_What to do:_ Report every line of the material that contains the string "accent".

_Data provided:_
____

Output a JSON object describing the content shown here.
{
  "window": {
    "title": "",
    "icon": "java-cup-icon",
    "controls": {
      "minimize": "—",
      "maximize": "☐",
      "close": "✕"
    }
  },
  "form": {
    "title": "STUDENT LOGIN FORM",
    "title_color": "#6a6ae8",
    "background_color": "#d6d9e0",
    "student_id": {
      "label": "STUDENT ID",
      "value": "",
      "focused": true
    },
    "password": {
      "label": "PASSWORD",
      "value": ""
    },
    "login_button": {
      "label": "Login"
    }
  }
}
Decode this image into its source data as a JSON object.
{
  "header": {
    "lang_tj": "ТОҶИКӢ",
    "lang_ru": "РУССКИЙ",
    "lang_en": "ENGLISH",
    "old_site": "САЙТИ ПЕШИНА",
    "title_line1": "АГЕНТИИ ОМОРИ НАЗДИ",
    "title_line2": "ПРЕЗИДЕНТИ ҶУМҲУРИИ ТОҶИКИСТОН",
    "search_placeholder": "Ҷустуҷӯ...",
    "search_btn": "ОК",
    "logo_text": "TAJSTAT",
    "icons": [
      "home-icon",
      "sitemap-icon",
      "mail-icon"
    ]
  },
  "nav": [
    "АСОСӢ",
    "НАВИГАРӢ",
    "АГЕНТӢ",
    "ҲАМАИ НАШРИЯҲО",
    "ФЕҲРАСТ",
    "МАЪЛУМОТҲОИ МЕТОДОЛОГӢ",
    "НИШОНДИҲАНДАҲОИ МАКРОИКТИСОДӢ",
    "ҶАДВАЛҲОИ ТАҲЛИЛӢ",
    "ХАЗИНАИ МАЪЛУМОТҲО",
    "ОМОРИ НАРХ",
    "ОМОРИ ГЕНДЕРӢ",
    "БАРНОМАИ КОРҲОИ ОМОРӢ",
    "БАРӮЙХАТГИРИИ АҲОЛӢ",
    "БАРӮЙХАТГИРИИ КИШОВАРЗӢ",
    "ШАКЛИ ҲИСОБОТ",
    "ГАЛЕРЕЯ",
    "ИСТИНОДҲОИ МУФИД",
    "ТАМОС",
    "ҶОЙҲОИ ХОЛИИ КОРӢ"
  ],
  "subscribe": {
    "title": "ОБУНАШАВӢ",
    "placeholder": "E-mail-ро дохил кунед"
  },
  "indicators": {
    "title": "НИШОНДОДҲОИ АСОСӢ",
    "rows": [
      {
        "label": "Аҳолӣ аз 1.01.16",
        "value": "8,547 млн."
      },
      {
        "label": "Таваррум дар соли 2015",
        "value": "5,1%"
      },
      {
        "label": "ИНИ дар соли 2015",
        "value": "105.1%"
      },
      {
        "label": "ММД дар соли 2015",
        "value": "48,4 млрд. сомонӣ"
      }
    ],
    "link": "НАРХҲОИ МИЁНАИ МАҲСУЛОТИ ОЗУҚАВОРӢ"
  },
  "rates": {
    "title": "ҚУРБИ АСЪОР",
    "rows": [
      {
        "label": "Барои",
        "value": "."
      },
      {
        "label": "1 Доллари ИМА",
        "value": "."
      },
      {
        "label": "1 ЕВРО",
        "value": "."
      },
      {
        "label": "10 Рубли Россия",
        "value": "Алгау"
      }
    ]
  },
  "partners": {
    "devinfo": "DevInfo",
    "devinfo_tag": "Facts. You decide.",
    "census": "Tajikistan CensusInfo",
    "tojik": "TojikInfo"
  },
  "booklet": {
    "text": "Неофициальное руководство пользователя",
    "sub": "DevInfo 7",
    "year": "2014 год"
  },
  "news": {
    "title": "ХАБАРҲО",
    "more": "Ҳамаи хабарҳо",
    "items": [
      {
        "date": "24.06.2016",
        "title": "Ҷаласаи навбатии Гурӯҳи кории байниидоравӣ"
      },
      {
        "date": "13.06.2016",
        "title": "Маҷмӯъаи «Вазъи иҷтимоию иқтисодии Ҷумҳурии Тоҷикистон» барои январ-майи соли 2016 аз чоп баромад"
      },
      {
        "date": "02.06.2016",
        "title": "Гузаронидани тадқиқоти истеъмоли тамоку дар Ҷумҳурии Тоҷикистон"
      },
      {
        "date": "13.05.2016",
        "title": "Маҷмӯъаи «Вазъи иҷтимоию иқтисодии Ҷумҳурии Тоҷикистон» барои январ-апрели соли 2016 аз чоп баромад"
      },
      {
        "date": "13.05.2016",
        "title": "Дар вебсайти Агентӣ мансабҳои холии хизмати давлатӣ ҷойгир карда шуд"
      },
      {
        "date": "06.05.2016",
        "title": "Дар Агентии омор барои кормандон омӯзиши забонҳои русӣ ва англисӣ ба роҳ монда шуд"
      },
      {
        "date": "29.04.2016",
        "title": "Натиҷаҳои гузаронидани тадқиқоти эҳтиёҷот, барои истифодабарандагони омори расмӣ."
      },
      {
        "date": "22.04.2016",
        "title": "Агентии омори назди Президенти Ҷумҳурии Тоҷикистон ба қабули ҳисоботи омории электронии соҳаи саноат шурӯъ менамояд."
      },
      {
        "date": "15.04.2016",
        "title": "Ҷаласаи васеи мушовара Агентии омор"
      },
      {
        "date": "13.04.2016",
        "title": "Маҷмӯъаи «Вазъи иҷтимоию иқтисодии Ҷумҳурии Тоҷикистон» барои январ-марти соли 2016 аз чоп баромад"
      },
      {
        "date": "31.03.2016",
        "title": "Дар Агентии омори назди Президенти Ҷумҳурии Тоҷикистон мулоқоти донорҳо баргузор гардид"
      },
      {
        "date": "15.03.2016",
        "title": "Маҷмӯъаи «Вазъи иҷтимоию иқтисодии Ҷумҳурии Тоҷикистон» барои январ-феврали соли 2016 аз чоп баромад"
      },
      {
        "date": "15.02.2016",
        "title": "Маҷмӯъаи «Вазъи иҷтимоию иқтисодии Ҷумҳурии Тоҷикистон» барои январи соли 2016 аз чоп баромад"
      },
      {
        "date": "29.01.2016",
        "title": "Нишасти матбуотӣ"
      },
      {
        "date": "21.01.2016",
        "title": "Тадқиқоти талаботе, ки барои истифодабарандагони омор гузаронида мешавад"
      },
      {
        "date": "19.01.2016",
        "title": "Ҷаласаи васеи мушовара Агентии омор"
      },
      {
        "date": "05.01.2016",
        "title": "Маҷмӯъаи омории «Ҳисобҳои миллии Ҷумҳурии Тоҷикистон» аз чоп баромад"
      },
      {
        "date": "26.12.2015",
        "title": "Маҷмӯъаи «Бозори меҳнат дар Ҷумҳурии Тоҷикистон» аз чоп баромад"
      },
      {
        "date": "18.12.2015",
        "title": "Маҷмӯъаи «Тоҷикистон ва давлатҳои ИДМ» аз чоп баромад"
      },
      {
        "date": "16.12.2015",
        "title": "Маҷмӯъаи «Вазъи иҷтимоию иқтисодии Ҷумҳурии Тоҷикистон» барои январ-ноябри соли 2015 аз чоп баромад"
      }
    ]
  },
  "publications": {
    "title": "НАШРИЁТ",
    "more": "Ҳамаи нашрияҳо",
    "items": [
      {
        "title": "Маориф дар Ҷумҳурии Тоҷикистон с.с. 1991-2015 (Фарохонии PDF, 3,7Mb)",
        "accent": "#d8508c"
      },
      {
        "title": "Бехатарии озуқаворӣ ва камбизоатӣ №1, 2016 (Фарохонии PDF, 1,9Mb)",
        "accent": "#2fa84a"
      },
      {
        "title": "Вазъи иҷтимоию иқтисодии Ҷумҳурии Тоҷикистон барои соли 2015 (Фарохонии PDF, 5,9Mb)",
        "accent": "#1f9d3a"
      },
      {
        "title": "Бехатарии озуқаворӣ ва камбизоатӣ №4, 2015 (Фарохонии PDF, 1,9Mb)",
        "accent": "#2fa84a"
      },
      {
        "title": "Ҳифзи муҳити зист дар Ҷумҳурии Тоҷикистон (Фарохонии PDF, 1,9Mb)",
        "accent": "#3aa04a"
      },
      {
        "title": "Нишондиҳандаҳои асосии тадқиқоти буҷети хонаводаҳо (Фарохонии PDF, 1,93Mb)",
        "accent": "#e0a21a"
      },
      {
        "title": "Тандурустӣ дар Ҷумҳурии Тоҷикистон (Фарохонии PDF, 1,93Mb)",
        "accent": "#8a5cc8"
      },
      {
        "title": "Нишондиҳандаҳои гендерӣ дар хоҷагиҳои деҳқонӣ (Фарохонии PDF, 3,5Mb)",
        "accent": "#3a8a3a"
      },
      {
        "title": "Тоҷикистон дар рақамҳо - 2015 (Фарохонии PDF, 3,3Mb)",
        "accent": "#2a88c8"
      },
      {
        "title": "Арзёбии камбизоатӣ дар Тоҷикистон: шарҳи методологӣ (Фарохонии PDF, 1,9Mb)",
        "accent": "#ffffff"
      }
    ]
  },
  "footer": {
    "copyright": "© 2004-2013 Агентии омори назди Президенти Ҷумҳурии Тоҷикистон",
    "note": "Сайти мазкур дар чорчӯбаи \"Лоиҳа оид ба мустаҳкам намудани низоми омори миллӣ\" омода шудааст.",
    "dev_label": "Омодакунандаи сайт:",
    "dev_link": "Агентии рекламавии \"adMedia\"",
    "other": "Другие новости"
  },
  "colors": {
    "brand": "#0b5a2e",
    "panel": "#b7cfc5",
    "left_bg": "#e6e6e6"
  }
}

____

_Result:_
        "accent": "#d8508c"
        "accent": "#2fa84a"
        "accent": "#1f9d3a"
        "accent": "#2fa84a"
        "accent": "#3aa04a"
        "accent": "#e0a21a"
        "accent": "#8a5cc8"
        "accent": "#3a8a3a"
        "accent": "#2a88c8"
        "accent": "#ffffff"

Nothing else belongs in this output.